- Document your financial goals with the entire family.
Including everyone in the goal setting process makes it more likely that you will have cooperation towards reaching your goals. Planning a Disney cruise? Let your kids know it is on the list and you are saving for it. It also gives you something to use when they are begging for a toy they don’t need. “We could buy this or we could put it in our Disney fund.”
- Update your balance sheet.
Reviewing your current investments and debts each year is a great way to stay on top of everything. It makes it harder to forget about that small 401(k) you left at your old job or to ignore the GAP credit card balance that doesn’t seem to be going away. Include your life insurance policies in the inventory to make sure you have them accounted for and start identifying room for improvement. Make sure you are prepared for emergencies or any big upcoming purchases such as a new car that can actually fit two car seats comfortably.
- Update your spending plan for the New Year.
What worked last year?
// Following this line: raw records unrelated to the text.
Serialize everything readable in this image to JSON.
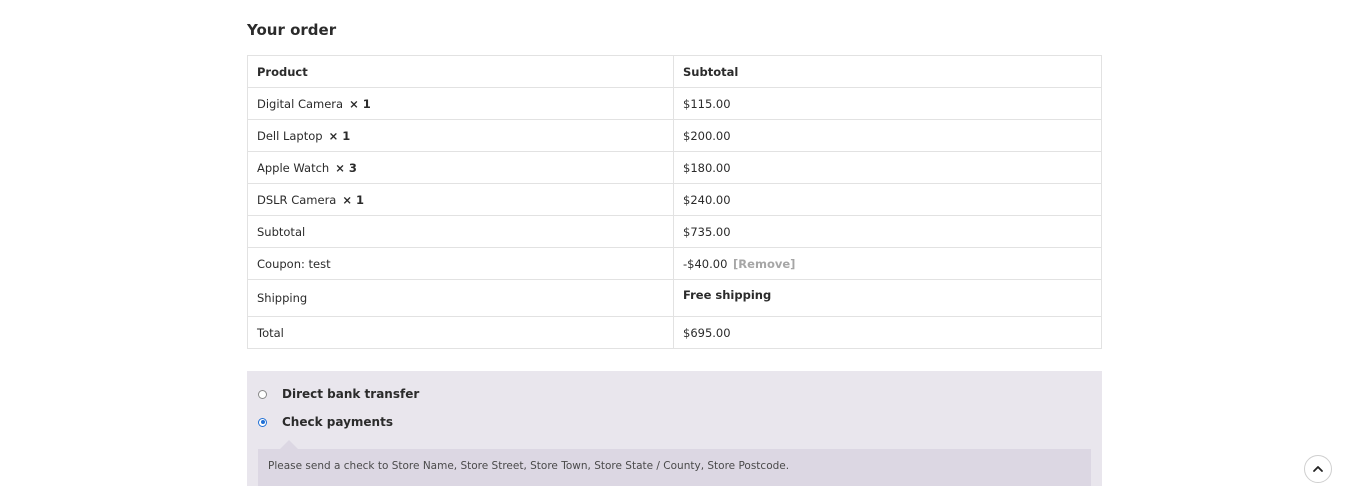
{
  "order": {
    "title": "Your order",
    "headers": {
      "product": "Product",
      "subtotal": "Subtotal"
    },
    "items": [
      {
        "name": "Digital Camera",
        "qty": "× 1",
        "total": "$115.00"
      },
      {
        "name": "Dell Laptop",
        "qty": "× 1",
        "total": "$200.00"
      },
      {
        "name": "Apple Watch",
        "qty": "× 3",
        "total": "$180.00"
      },
      {
        "name": "DSLR Camera",
        "qty": "× 1",
        "total": "$240.00"
      }
    ],
    "subtotal": {
      "label": "Subtotal",
      "value": "$735.00"
    },
    "coupon": {
      "label": "Coupon: test",
      "value": "-$40.00",
      "remove": "[Remove]"
    },
    "shipping": {
      "label": "Shipping",
      "value": "Free shipping"
    },
    "total": {
      "label": "Total",
      "value": "$695.00"
    }
  },
  "payment": {
    "options": [
      {
        "label": "Direct bank transfer",
        "selected": false
      },
      {
        "label": "Check payments",
        "selected": true
      }
    ],
    "description": "Please send a check to Store Name, Store Street, Store Town, Store State / County, Store Postcode."
  },
  "icons": {
    "scroll_top": "chevron-up-icon"
  },
  "colors": {
    "payment_bg": "#e9e6ed",
    "payment_desc_bg": "#dcd7e3",
    "radio_selected": "#2271d6",
    "remove_link": "#a6a6a6"
  }
}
What didn’t? Review your previous year’s spending and agree on where you can make adjustments. Try increasing your savings by a small amount and increasing the payments you are making towards paying down debt. Even an extra $1,000 / year ($83 / month) will make a difference.
- Review all of your insurance policies in detail with your provider or broker.
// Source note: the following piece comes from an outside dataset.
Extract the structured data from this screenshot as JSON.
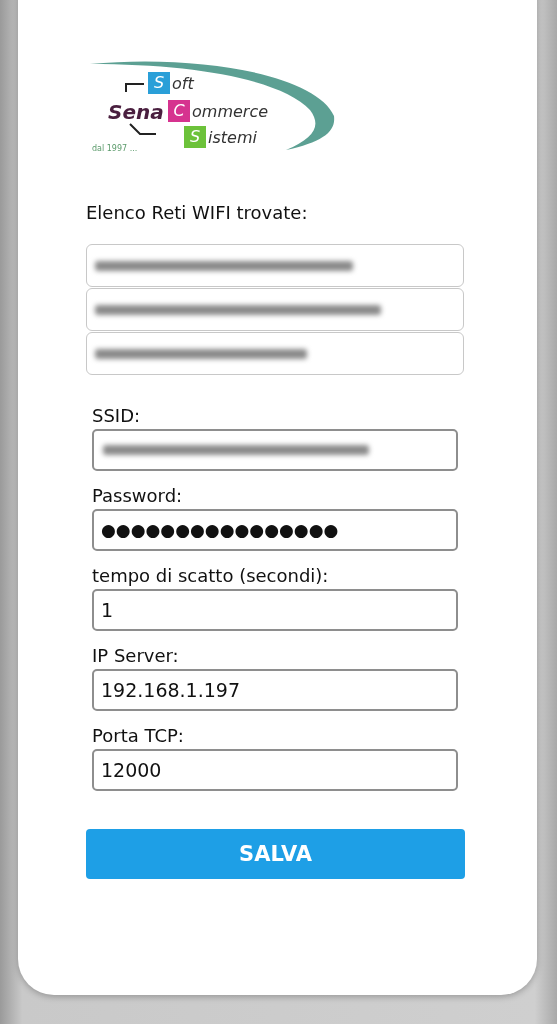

Our lives are always changing and things we don’t think are a big deal could require a change to your policies. Did you start employing a housekeeper? Inherit some jewelry? Your provider can usually provide a checklist for you to complete so they can see if any changes need to be made.
- Make sure your Estate Planning Documents are up to date.
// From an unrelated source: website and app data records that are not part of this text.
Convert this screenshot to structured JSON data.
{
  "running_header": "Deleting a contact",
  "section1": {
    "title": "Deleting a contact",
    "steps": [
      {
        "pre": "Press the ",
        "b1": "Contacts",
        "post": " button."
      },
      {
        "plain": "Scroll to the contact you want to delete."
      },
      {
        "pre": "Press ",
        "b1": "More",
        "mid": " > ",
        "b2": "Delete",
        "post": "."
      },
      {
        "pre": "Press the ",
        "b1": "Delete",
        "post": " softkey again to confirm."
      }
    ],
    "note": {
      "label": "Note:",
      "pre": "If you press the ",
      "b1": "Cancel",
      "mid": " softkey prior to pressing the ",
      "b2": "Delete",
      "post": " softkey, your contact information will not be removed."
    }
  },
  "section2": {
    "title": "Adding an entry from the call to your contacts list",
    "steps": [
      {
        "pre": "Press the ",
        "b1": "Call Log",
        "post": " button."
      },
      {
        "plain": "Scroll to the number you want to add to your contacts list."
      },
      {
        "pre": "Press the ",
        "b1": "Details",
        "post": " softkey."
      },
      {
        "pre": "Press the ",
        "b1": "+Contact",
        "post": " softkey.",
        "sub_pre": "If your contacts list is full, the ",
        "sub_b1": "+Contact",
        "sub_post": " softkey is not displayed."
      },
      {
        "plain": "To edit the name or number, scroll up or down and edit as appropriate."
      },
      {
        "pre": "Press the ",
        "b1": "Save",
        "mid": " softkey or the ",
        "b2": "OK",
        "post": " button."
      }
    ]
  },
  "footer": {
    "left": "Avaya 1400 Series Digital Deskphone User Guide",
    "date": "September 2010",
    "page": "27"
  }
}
Review your current estate planning documents to see if there need to be any updates. If you don’t have any estate planning documents yet, meet with an Estate Planning attorney to start the process. Everyone needs some level of estate planning, even if it is just a few basic documents. Don’t think that just because you don’t have children this doesn’t apply to you.
Review your credit report at least once a year to spot any bogus charges. This is a great way to spot identify theft as well as to make sure that you are not left unaware of any bills listed as outstanding. Medical bills are notorious for popping up unexpectedly. See NYTimes article.
Be thankful for what you accomplished in 2012 and get motivated to make financial progress this coming year. If you feel overwhelmed and it is keeping you from getting started, meet with a financial planner who can help you develop a plan that you can be excited about.